*Directions*: When a line in the listing below contains the word "JSON", return a copy of that line.
####
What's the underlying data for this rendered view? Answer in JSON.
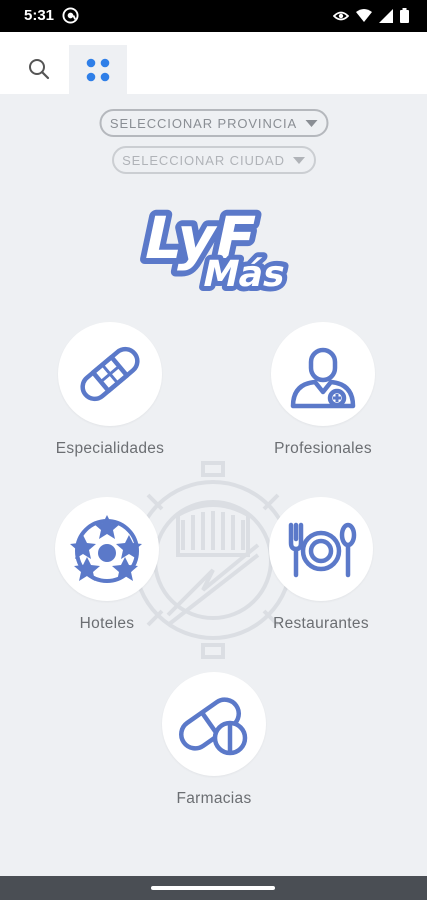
{
  "status_bar": {
    "time": "5:31",
    "icons": [
      "at-sign-icon",
      "eye-icon",
      "wifi-icon",
      "signal-icon",
      "battery-icon"
    ]
  },
  "toolbar": {
    "search_icon": "search-icon",
    "grid_icon": "grid-icon",
    "active_color": "#2f7fe8"
  },
  "filters": {
    "province_label": "SELECCIONAR PROVINCIA",
    "city_label": "SELECCIONAR CIUDAD"
  },
  "logo": {
    "line1": "LyF",
    "line2": "Más",
    "color": "#5b79c9"
  },
  "categories": [
    {
      "label": "Especialidades",
      "icon": "bandage-icon"
    },
    {
      "label": "Profesionales",
      "icon": "doctor-icon"
    },
    {
      "label": "Hoteles",
      "icon": "stars-icon"
    },
    {
      "label": "Restaurantes",
      "icon": "cutlery-plate-icon"
    },
    {
      "label": "Farmacias",
      "icon": "pills-icon"
    }
  ],
  "colors": {
    "accent": "#5b79c9",
    "background": "#eef0f3"
  }
}
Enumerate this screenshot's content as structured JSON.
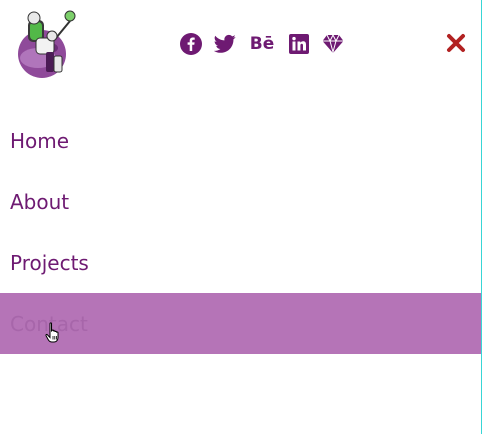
{
  "header": {
    "logo_alt": "astronaut logo",
    "socials": [
      {
        "name": "facebook",
        "icon": "facebook-icon"
      },
      {
        "name": "twitter",
        "icon": "twitter-icon"
      },
      {
        "name": "behance",
        "icon": "behance-icon",
        "text": "Bē"
      },
      {
        "name": "linkedin",
        "icon": "linkedin-icon"
      },
      {
        "name": "gem",
        "icon": "diamond-icon"
      }
    ],
    "close_icon": "close-icon"
  },
  "nav": {
    "items": [
      {
        "label": "Home"
      },
      {
        "label": "About"
      },
      {
        "label": "Projects"
      },
      {
        "label": "Contact",
        "active": true
      }
    ]
  },
  "colors": {
    "brand": "#6e1a72",
    "active_bg": "#b574b7",
    "close": "#b22222",
    "edge": "#38d6d6"
  }
}
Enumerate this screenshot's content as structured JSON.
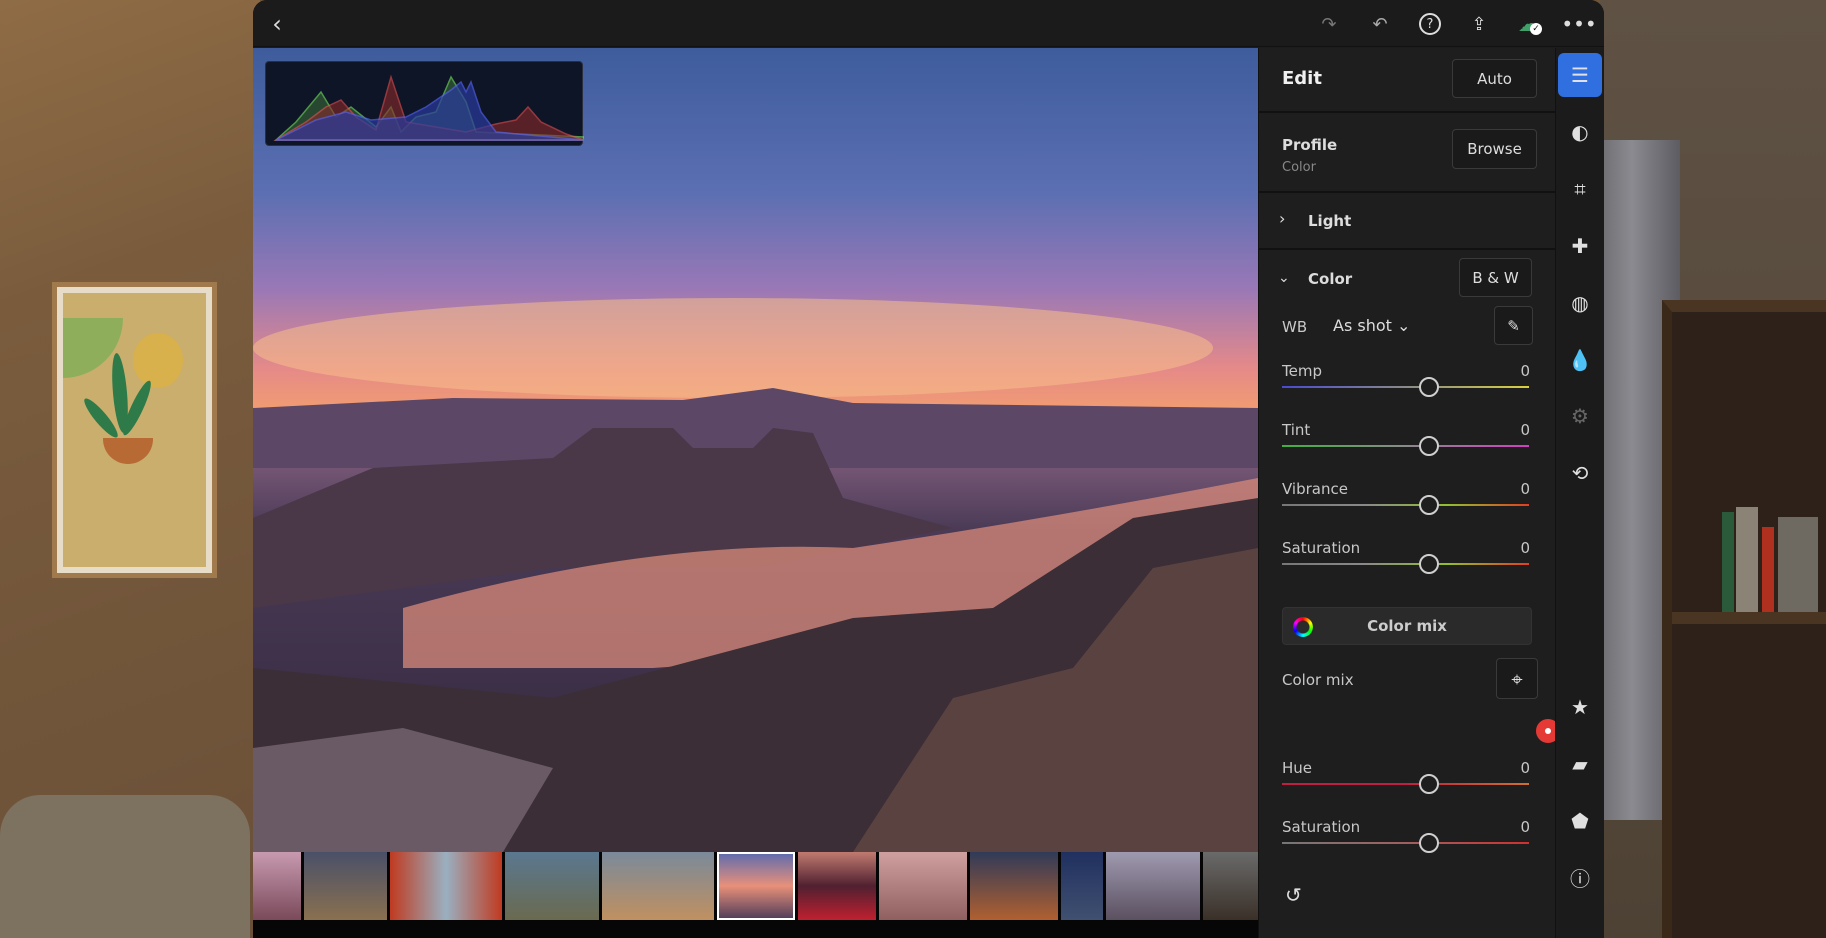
{
  "topbar": {
    "icons": [
      "back-icon",
      "redo-icon",
      "undo-icon",
      "help-icon",
      "share-icon",
      "cloud-synced-icon",
      "more-icon"
    ]
  },
  "panel": {
    "title": "Edit",
    "auto_label": "Auto",
    "profile": {
      "label": "Profile",
      "value": "Color",
      "browse_label": "Browse"
    },
    "light": {
      "label": "Light"
    },
    "color": {
      "label": "Color",
      "bw_label": "B & W",
      "wb_label": "WB",
      "wb_value": "As shot",
      "sliders": [
        {
          "label": "Temp",
          "value": "0",
          "gradient": [
            "#4a4ad0",
            "#8a8a8a",
            "#d8d040"
          ]
        },
        {
          "label": "Tint",
          "value": "0",
          "gradient": [
            "#40b040",
            "#8a8a8a",
            "#d040c0"
          ]
        },
        {
          "label": "Vibrance",
          "value": "0",
          "gradient": [
            "#777",
            "#8a8a8a",
            "#90c030",
            "#e04020"
          ]
        },
        {
          "label": "Saturation",
          "value": "0",
          "gradient": [
            "#777",
            "#8a8a8a",
            "#90c030",
            "#e04020"
          ]
        }
      ]
    },
    "color_mix": {
      "button_label": "Color mix",
      "label": "Color mix",
      "swatches": [
        "#e53935",
        "#e8873a",
        "#e8e030",
        "#50a850",
        "#40c8d8",
        "#3a4aa0",
        "#9030e0",
        "#e030e0"
      ],
      "selected": 0,
      "sliders": [
        {
          "label": "Hue",
          "value": "0",
          "gradient": [
            "#c02040",
            "#c02040",
            "#d07030"
          ]
        },
        {
          "label": "Saturation",
          "value": "0",
          "gradient": [
            "#777",
            "#a06060",
            "#d03030"
          ]
        }
      ]
    }
  },
  "rail": {
    "icons": [
      "edit-sliders-icon",
      "masking-icon",
      "crop-icon",
      "healing-icon",
      "vignette-icon",
      "blur-drop-icon",
      "presets-icon",
      "versions-icon",
      "rating-star-icon",
      "comments-icon",
      "tags-icon",
      "info-icon"
    ],
    "active": 0,
    "accent": "#2f6fe0"
  },
  "filmstrip": {
    "count": 12,
    "selected": 5
  }
}
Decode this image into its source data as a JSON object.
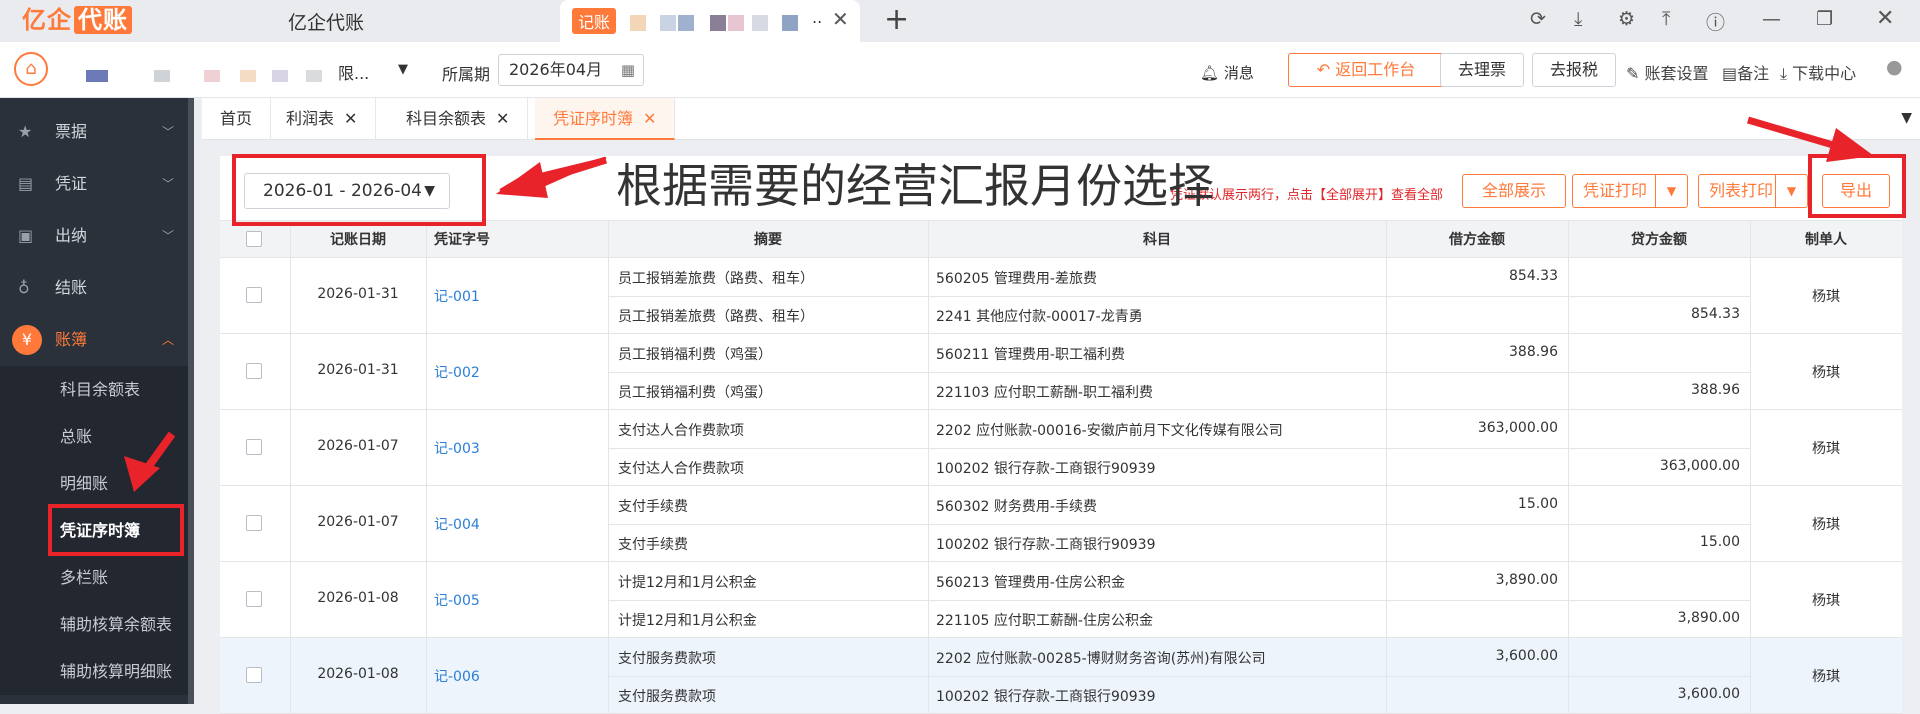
{
  "browser": {
    "brand": "亿企代账",
    "brand_main": "亿企",
    "brand_box": "代账",
    "tab1_title": "亿企代账",
    "tab2_logo": "记账",
    "tab2_ellipsis": "..",
    "tab_close": "✕",
    "new_tab": "+"
  },
  "toolbar": {
    "company_suffix": "限...",
    "period_label": "所属期",
    "period_value": "2026年04月",
    "messages": "消息",
    "back_button": "返回工作台",
    "invoice_button": "去理票",
    "tax_button": "去报税",
    "ledger_settings": "账套设置",
    "notes": "备注",
    "download_center": "下载中心"
  },
  "sidebar": {
    "items": [
      {
        "label": "票据",
        "icon": "ticket-icon"
      },
      {
        "label": "凭证",
        "icon": "document-icon"
      },
      {
        "label": "出纳",
        "icon": "wallet-icon"
      },
      {
        "label": "结账",
        "icon": "moneybag-icon"
      },
      {
        "label": "账簿",
        "icon": "book-icon"
      }
    ],
    "subitems": [
      "科目余额表",
      "总账",
      "明细账",
      "凭证序时簿",
      "多栏账",
      "辅助核算余额表",
      "辅助核算明细账"
    ]
  },
  "page_tabs": [
    {
      "label": "首页"
    },
    {
      "label": "利润表"
    },
    {
      "label": "科目余额表"
    },
    {
      "label": "凭证序时簿"
    }
  ],
  "filter": {
    "range": "2026-01 - 2026-04",
    "hint": "凭证默认展示两行，点击【全部展开】查看全部",
    "expand_all": "全部展示",
    "voucher_print": "凭证打印",
    "list_print": "列表打印",
    "export": "导出"
  },
  "annotation": {
    "text": "根据需要的经营汇报月份选择"
  },
  "table": {
    "headers": {
      "date": "记账日期",
      "voucher_no": "凭证字号",
      "summary": "摘要",
      "account": "科目",
      "debit": "借方金额",
      "credit": "贷方金额",
      "maker": "制单人"
    },
    "groups": [
      {
        "date": "2026-01-31",
        "no": "记-001",
        "maker": "杨琪",
        "lines": [
          {
            "summary": "员工报销差旅费（路费、租车）",
            "account": "560205 管理费用-差旅费",
            "debit": "854.33",
            "credit": ""
          },
          {
            "summary": "员工报销差旅费（路费、租车）",
            "account": "2241 其他应付款-00017-龙青勇",
            "debit": "",
            "credit": "854.33"
          }
        ]
      },
      {
        "date": "2026-01-31",
        "no": "记-002",
        "maker": "杨琪",
        "lines": [
          {
            "summary": "员工报销福利费（鸡蛋）",
            "account": "560211 管理费用-职工福利费",
            "debit": "388.96",
            "credit": ""
          },
          {
            "summary": "员工报销福利费（鸡蛋）",
            "account": "221103 应付职工薪酬-职工福利费",
            "debit": "",
            "credit": "388.96"
          }
        ]
      },
      {
        "date": "2026-01-07",
        "no": "记-003",
        "maker": "杨琪",
        "lines": [
          {
            "summary": "支付达人合作费款项",
            "account": "2202 应付账款-00016-安徽庐前月下文化传媒有限公司",
            "debit": "363,000.00",
            "credit": ""
          },
          {
            "summary": "支付达人合作费款项",
            "account": "100202 银行存款-工商银行90939",
            "debit": "",
            "credit": "363,000.00"
          }
        ]
      },
      {
        "date": "2026-01-07",
        "no": "记-004",
        "maker": "杨琪",
        "lines": [
          {
            "summary": "支付手续费",
            "account": "560302 财务费用-手续费",
            "debit": "15.00",
            "credit": ""
          },
          {
            "summary": "支付手续费",
            "account": "100202 银行存款-工商银行90939",
            "debit": "",
            "credit": "15.00"
          }
        ]
      },
      {
        "date": "2026-01-08",
        "no": "记-005",
        "maker": "杨琪",
        "lines": [
          {
            "summary": "计提12月和1月公积金",
            "account": "560213 管理费用-住房公积金",
            "debit": "3,890.00",
            "credit": ""
          },
          {
            "summary": "计提12月和1月公积金",
            "account": "221105 应付职工薪酬-住房公积金",
            "debit": "",
            "credit": "3,890.00"
          }
        ]
      },
      {
        "date": "2026-01-08",
        "no": "记-006",
        "maker": "杨琪",
        "lines": [
          {
            "summary": "支付服务费款项",
            "account": "2202 应付账款-00285-博财财务咨询(苏州)有限公司",
            "debit": "3,600.00",
            "credit": ""
          },
          {
            "summary": "支付服务费款项",
            "account": "100202 银行存款-工商银行90939",
            "debit": "",
            "credit": "3,600.00"
          }
        ]
      }
    ]
  },
  "colors": {
    "accent": "#ff7a3a",
    "annotation": "#e8232a",
    "link": "#2b7fd6"
  }
}
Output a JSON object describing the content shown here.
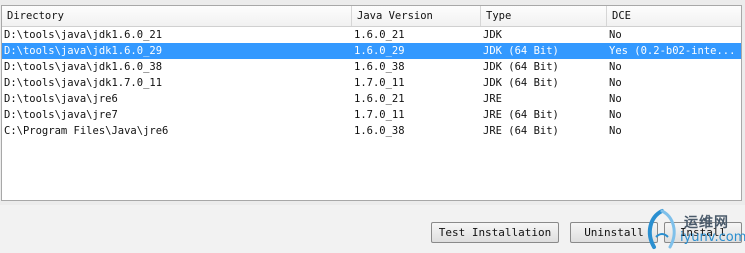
{
  "table": {
    "headers": [
      "Directory",
      "Java Version",
      "Type",
      "DCE"
    ],
    "rows": [
      {
        "directory": "D:\\tools\\java\\jdk1.6.0_21",
        "version": "1.6.0_21",
        "type": "JDK",
        "dce": "No"
      },
      {
        "directory": "D:\\tools\\java\\jdk1.6.0_29",
        "version": "1.6.0_29",
        "type": "JDK (64 Bit)",
        "dce": "Yes (0.2-b02-inte..."
      },
      {
        "directory": "D:\\tools\\java\\jdk1.6.0_38",
        "version": "1.6.0_38",
        "type": "JDK (64 Bit)",
        "dce": "No"
      },
      {
        "directory": "D:\\tools\\java\\jdk1.7.0_11",
        "version": "1.7.0_11",
        "type": "JDK (64 Bit)",
        "dce": "No"
      },
      {
        "directory": "D:\\tools\\java\\jre6",
        "version": "1.6.0_21",
        "type": "JRE",
        "dce": "No"
      },
      {
        "directory": "D:\\tools\\java\\jre7",
        "version": "1.7.0_11",
        "type": "JRE (64 Bit)",
        "dce": "No"
      },
      {
        "directory": "C:\\Program Files\\Java\\jre6",
        "version": "1.6.0_38",
        "type": "JRE (64 Bit)",
        "dce": "No"
      }
    ],
    "selected_index": 1,
    "selection_color": "#3399ff"
  },
  "buttons": {
    "test_installation": "Test Installation",
    "uninstall": "Uninstall",
    "install": "Install"
  },
  "watermark": {
    "text_cn": "运维网",
    "text_url": "iyunv.com"
  }
}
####
*Your solution*:
What's the underlying data for this rendered view? Answer in JSON.
Enumerate this screenshot's content as structured JSON.
Enumerate this screenshot's content as structured JSON.
Decode this image into its source data as a JSON object.
Output a JSON object describing the content shown here.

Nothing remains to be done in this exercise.